Even worse, character motivations only matter when the script can be bothered to remember them. The protagonist is the brother of the original movie's Heather Donoghue, which seems like it's going to be a big driving force to explain why he keeps going deeper into the woods--he's spent the last 17 years clinging to the desperate hope that his sister is somehow still alive--but when everyone else gets spooked at the end of the first act and decides to head home, he struggles with it for like a minute and then is fully on board. The fact that he's Heather's brother only comes up again at the very end.
The worst wasted potential comes in the form of Lane and Talia, the two stoner weirdos who found the "new" tape footage and who talk their way into accompanying the others on the trip. It turns out that at least some, if not all, of the creepy stuff that happens during the first night was actually caused by them, as they believe in the Blair Witch legend and want to scare the others away from the forest so they won't meet the same fate as the original movie's cast (this backfires spectacularly).
This is such a good idea, I actually kind of wish the movie had used it as the central pillar of the plot. Like, imagine if the reveal had been left until much later in the movie, and up until that point it's really ambiguous and the party is divided on whether to believe that they're innocent. This could generate really good drama, as the characters turn on each other and split into factions (which would also justify giving everyone their own POV camera).
But instead Lain and Talia get expelled from the group early, and then they pop up a few more times just to introduce the stupid time travel stuff.
The forest isn't spooky enough. I admit this is highly subjective, but Blair Witch was filmed in a green, verdant forest in what looks like late spring or early summer, whereas the first movie was filmed in winter. This makes a big difference in visuals; the barren, skeletal trees of the first movie did a lot of the heavy lifting when it came to making a scary atmosphere, and they're now iconic to both the movie and the idea of scary forests in general (they're so iconic that they showed up in the posters for Blair Witch even though they're not in the movie itself). The change in season doesn't do the new movie any favours.
They show the stupid witch. Or maybe they don't; according to the director, the creepy emaciated woman thing you see for about a second is one of the witch's victims. Except there's some implication that this is the woman whose execution following an accusation of witchcraft kick-started the modern version of the curse in the first place, so basically they do show you the witch.

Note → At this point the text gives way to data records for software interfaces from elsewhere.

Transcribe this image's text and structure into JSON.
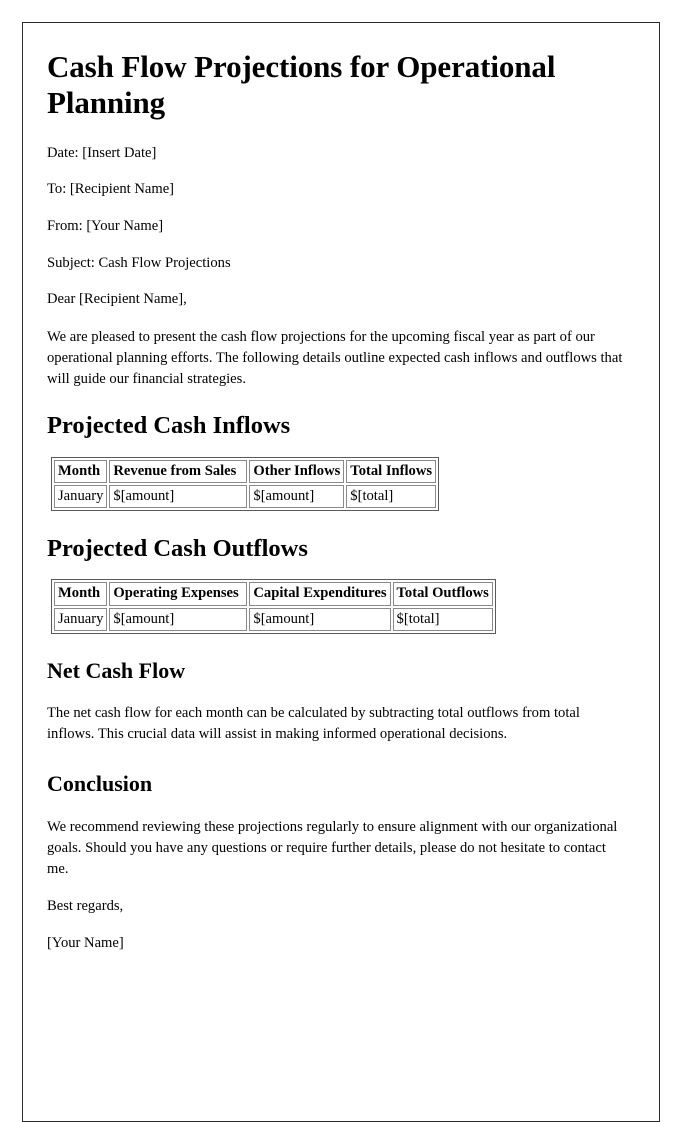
{
  "document": {
    "title": "Cash Flow Projections for Operational Planning",
    "meta": [
      "Date: [Insert Date]",
      "To: [Recipient Name]",
      "From: [Your Name]",
      "Subject: Cash Flow Projections",
      "Dear [Recipient Name],"
    ],
    "intro_paragraph": "We are pleased to present the cash flow projections for the upcoming fiscal year as part of our operational planning efforts. The following details outline expected cash inflows and outflows that will guide our financial strategies.",
    "sections": {
      "inflows": {
        "heading": "Projected Cash Inflows",
        "table": {
          "headers": [
            "Month",
            "Revenue from Sales",
            "Other Inflows",
            "Total Inflows"
          ],
          "rows": [
            [
              "January",
              "$[amount]",
              "$[amount]",
              "$[total]"
            ]
          ]
        }
      },
      "outflows": {
        "heading": "Projected Cash Outflows",
        "table": {
          "headers": [
            "Month",
            "Operating Expenses",
            "Capital Expenditures",
            "Total Outflows"
          ],
          "rows": [
            [
              "January",
              "$[amount]",
              "$[amount]",
              "$[total]"
            ]
          ]
        }
      },
      "net_cash_flow": {
        "heading": "Net Cash Flow",
        "paragraph": "The net cash flow for each month can be calculated by subtracting total outflows from total inflows. This crucial data will assist in making informed operational decisions."
      },
      "conclusion": {
        "heading": "Conclusion",
        "paragraph": "We recommend reviewing these projections regularly to ensure alignment with our organizational goals. Should you have any questions or require further details, please do not hesitate to contact me."
      }
    },
    "closing": {
      "salutation": "Best regards,",
      "signature": "[Your Name]"
    }
  },
  "colors": {
    "text": "#000000",
    "page_border": "#2b2b2b",
    "table_outer_border": "#5b5b5b",
    "table_cell_border": "#8a8a8a",
    "background": "#ffffff"
  }
}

And since this is Blair Witch: X-Treme Edition, it screams really really loudly while it chases someone around, because loud noises are how you do horror.
I'm sure plenty of people will say "well, they had to do something different, right? They couldn't just make a retread of the first movie."
Except that's exactly what they did do. They just did it badly.